I wouldn’t call Tammy a busybody, but she knows a lot about our neighborhood, including its name. (“Twin Creek?” “Lost Creek?” “Lost Twin?” I dunno. The names of all the subdivisions around here sound the same.) A country gal, she also isn’t afraid to lay into people, including the transplanted Pittsburgh dad who lives next door.
He’s done it a billion times with his mom and me, on foot and on bike. But never on his own.
“Do’nchew know how many child molesters live around her?!” she yelped at me. “Do’nchew see how many people race down this street in their souped-up cars?! Din’ju hear about that little girl in Florida who was snatched right out of her bedroom?!”
Tammy must not read The Washington Post. In the 2015 story with the headline “There’s never been a safer time to be a kid in America,” the Post says that “reports of missing children are down 40 percent since 1997” — despite the fact that the overall U.S. population has “risen by 30 percent over that same time period, meaning that the actual rate of missing person reports for children has fallen faster than 40 percent.”
In 2014, the Post continues, roughly 96 percent of all missing person cases (adults and children) were runaways. “Only 0.1 percent of missing persons cases,” says the Post, “were what we think of as ‘stereotypical kidnapping,’ [in which] a complete stranger tries to abduct somebody and carry them off by force.”
However, the Post acknowledges that perhaps all of these falling numbers are due to one reason: stricter, smarter, savvier parenting.
Tammy was twanging loud enough for Dana — and some of the other adults — to overhear.
“Yeah, Anthony,” added neighbor Renae, who is around the same age as my wife and me (mid-40s). “It’s not like when we were growing up.”
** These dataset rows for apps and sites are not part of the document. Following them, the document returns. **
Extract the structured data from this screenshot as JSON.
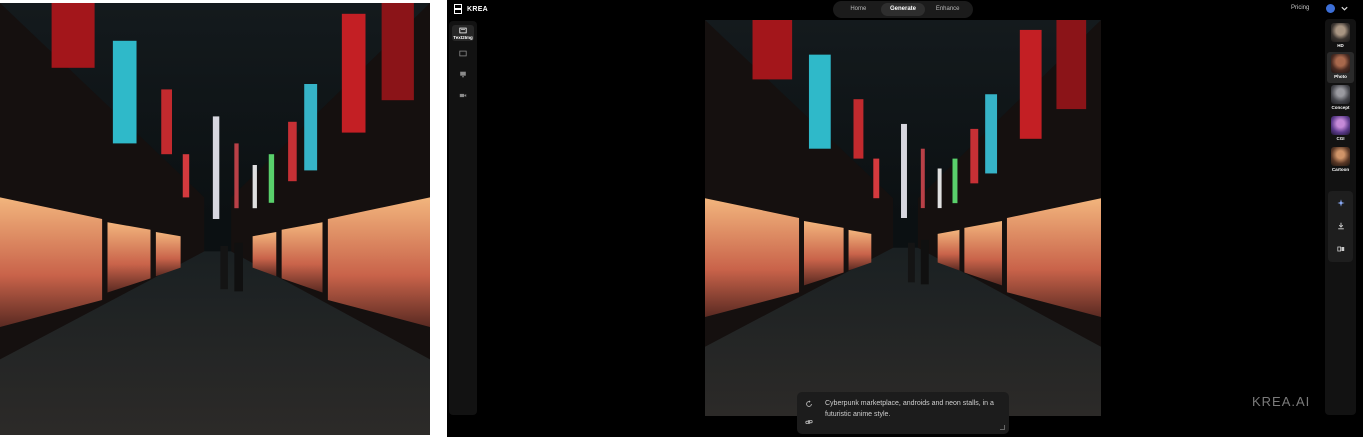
{
  "app": {
    "brand": "KREA",
    "nav_tabs": [
      {
        "label": "Home",
        "active": false
      },
      {
        "label": "Generate",
        "active": true
      },
      {
        "label": "Enhance",
        "active": false
      }
    ],
    "pricing_label": "Pricing",
    "watermark": "KREA.AI"
  },
  "left_tools": [
    {
      "icon": "text-image-icon",
      "label": "Text2Img",
      "active": true
    },
    {
      "icon": "image-icon",
      "label": "",
      "active": false
    },
    {
      "icon": "monitor-icon",
      "label": "",
      "active": false
    },
    {
      "icon": "video-icon",
      "label": "",
      "active": false
    }
  ],
  "prompt": {
    "text": "Cyberpunk marketplace, androids and neon stalls, in a futuristic anime style.",
    "buttons": [
      "refresh-icon",
      "link-icon"
    ]
  },
  "styles": [
    {
      "label": "HD",
      "active": false
    },
    {
      "label": "Photo",
      "active": true
    },
    {
      "label": "Concept",
      "active": false
    },
    {
      "label": "CGI",
      "active": false
    },
    {
      "label": "Cartoon",
      "active": false
    }
  ],
  "actions": [
    "sparkle-icon",
    "download-icon",
    "compare-icon"
  ],
  "colors": {
    "background": "#000000",
    "panel": "#121212",
    "accent": "#3c6fd8",
    "neon_red": "#d8292c",
    "neon_cyan": "#38c6d8"
  }
}
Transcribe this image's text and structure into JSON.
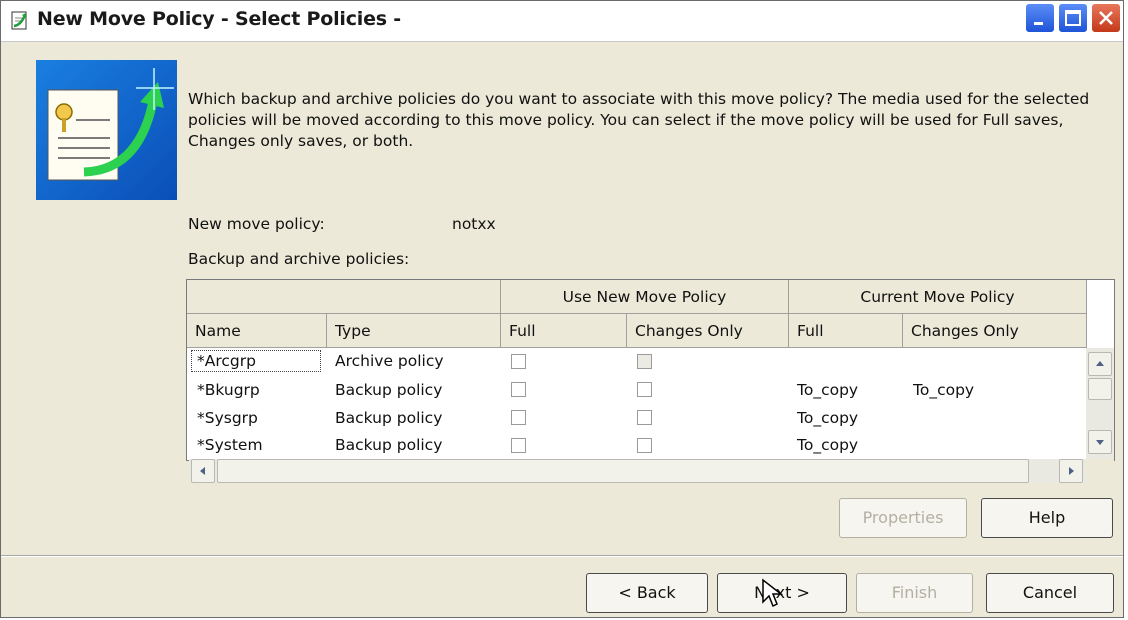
{
  "window": {
    "title": "New Move Policy - Select Policies -"
  },
  "intro_text": "Which backup and archive policies do you want to associate with this move policy?  The media used for the selected policies will be moved according to this move policy.  You can select if the move policy will be used for Full saves, Changes only saves, or both.",
  "move_policy": {
    "label": "New move policy:",
    "value": "notxx"
  },
  "table": {
    "label": "Backup and archive policies:",
    "group_headers": [
      "Use New Move Policy",
      "Current Move Policy"
    ],
    "columns": [
      "Name",
      "Type",
      "Full",
      "Changes Only",
      "Full",
      "Changes Only"
    ],
    "rows": [
      {
        "name": "*Arcgrp",
        "type": "Archive policy",
        "use_full": false,
        "use_changes": false,
        "cur_full": "",
        "cur_changes": ""
      },
      {
        "name": "*Bkugrp",
        "type": "Backup policy",
        "use_full": false,
        "use_changes": false,
        "cur_full": "To_copy",
        "cur_changes": "To_copy"
      },
      {
        "name": "*Sysgrp",
        "type": "Backup policy",
        "use_full": false,
        "use_changes": false,
        "cur_full": "To_copy",
        "cur_changes": ""
      },
      {
        "name": "*System",
        "type": "Backup policy",
        "use_full": false,
        "use_changes": false,
        "cur_full": "To_copy",
        "cur_changes": ""
      }
    ]
  },
  "buttons": {
    "properties": "Properties",
    "help": "Help",
    "back": "< Back",
    "next": "Next >",
    "finish": "Finish",
    "cancel": "Cancel"
  },
  "colors": {
    "title_close": "#c4391a",
    "title_buttons": "#1f54d8",
    "dialog_bg": "#ece9d8"
  }
}
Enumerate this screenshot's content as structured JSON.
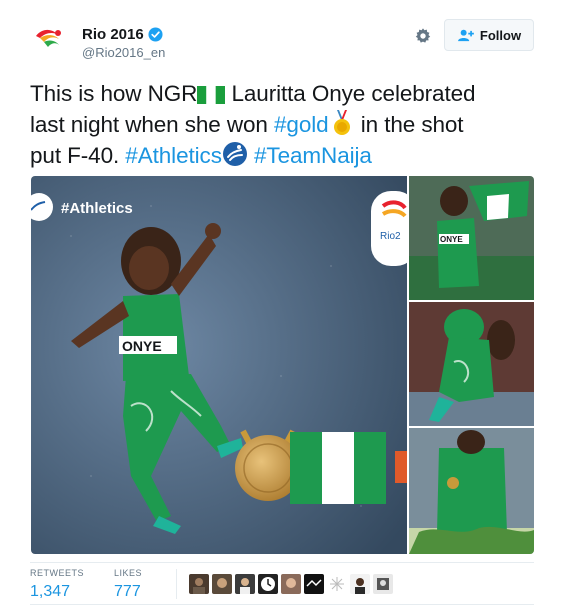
{
  "account": {
    "display_name": "Rio 2016",
    "handle": "@Rio2016_en",
    "verified": true,
    "avatar_icon": "rio2016-logo-icon"
  },
  "actions": {
    "settings_icon": "gear-icon",
    "follow_label": "Follow"
  },
  "tweet": {
    "line1": {
      "text": "This is how NGR",
      "after_flag": " Lauritta Onye celebrated"
    },
    "line2": {
      "before": "last night when she won ",
      "hashtag": "#gold",
      "after": " in the shot"
    },
    "line3": {
      "before": "put F-40. ",
      "hashtag1": "#Athletics",
      "hashtag2": "#TeamNaija"
    },
    "emojis": [
      "nigeria-flag-emoji",
      "gold-medal-emoji",
      "athletics-emoji"
    ]
  },
  "media": {
    "main_tag": "#Athletics",
    "bib_name": "ONYE",
    "side_bib": "ONYE",
    "colors": {
      "green": "#1e9a4f",
      "track_blue": "#3f5a78",
      "gold": "#c89a3a"
    }
  },
  "stats": {
    "retweets_label": "RETWEETS",
    "retweets_value": "1,347",
    "likes_label": "LIKES",
    "likes_value": "777"
  },
  "likers": [
    "liker-avatar-1",
    "liker-avatar-2",
    "liker-avatar-3",
    "liker-avatar-4",
    "liker-avatar-5",
    "liker-avatar-6",
    "liker-avatar-7",
    "liker-avatar-8",
    "liker-avatar-9"
  ]
}
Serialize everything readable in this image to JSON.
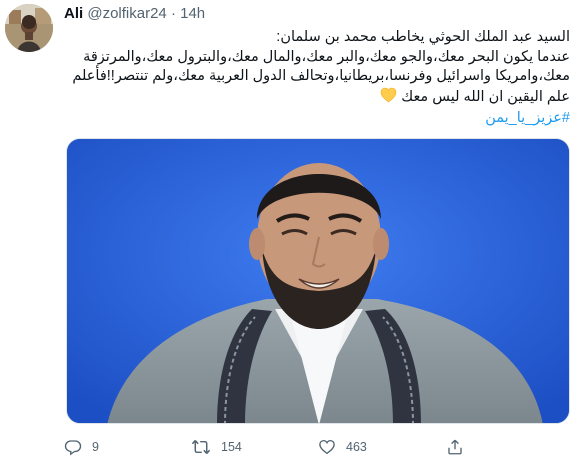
{
  "author": {
    "name": "Ali",
    "handle": "@zolfikar24",
    "separator": "·",
    "time": "14h"
  },
  "tweet": {
    "lines": [
      "السيد عبد الملك الحوثي يخاطب محمد بن سلمان:",
      "عندما يكون البحر معك،والجو معك،والبر معك،والمال معك،والبترول معك،والمرتزقة",
      "معك،وامريكا واسرائيل وفرنسا،بريطانيا،وتحالف الدول العربية معك،ولم تنتصر!!فأعلم",
      "علم اليقين ان الله ليس معك"
    ],
    "hashtag": "#عزيز_يا_يمن",
    "emoji": "yellow-heart-icon"
  },
  "actions": {
    "reply_count": "9",
    "retweet_count": "154",
    "like_count": "463"
  },
  "colors": {
    "link": "#1d9bf0",
    "muted": "#536471",
    "photo_background": "#2a5fd6"
  }
}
Renae also must not read the Post. Like her, I guess I was lucky, I and all of the other kids in my cramped, crowded, suffocating Steel City neighborhood in the 1970s and 80s. My dozens of friends and I sometimes traveled miles away from our houses on foot or on bike, hunting for collectible beer cans, scouring wooded areas for foul balls, playing Release, just exploring our terrain, and somehow we all managed to return home safely every night.
The Post acknowledges that perhaps all of these falling numbers are due to one reason: stricter, smarter, savvier parenting.
With Apollo now completely out of sight and hearing range, I started freaking out. As calmly as possible. And calmly is how I lifted myself from my chair and began walking in the opposite direction of my son’s departure. Dana, cool as ever, went back to her conversation.
Walking — calmly — down the street, I was struck by the kinds of horrible visions that can make you want to puke. What if our child, our beautiful child, is now gone? This is how it happens, isn’t it? You think everything’s hunky dory, and the next minute, your life is in shambles. Because of a poor, stupid, poor, bad, horrible, deadly poor parenting decision you’ve made.
When I finally saw that sweet little boy racing toward our crowd from around the corner, I admit I became a little angry with myself for feeling as cool and confident as my outwardly cool and confident demeanor may have conveyed. Was I really worried about my son, or was I glad I didn’t end up looking stupid in front of a bunch of people with whom I have little in common except for geography?
As Apollo approached, I wanted to race to him, scoop him up off his bike, and squeeze him like a life preserver tossed into a frigid ocean. But I stayed cool. And calm. And when he finally got off his bike, I had a little talk with him.
And that was the last time he will ride around the block by himself.
At least until after he graduates from medical school.
Anthony Mariani is Editor of the Fort Worth Weekly.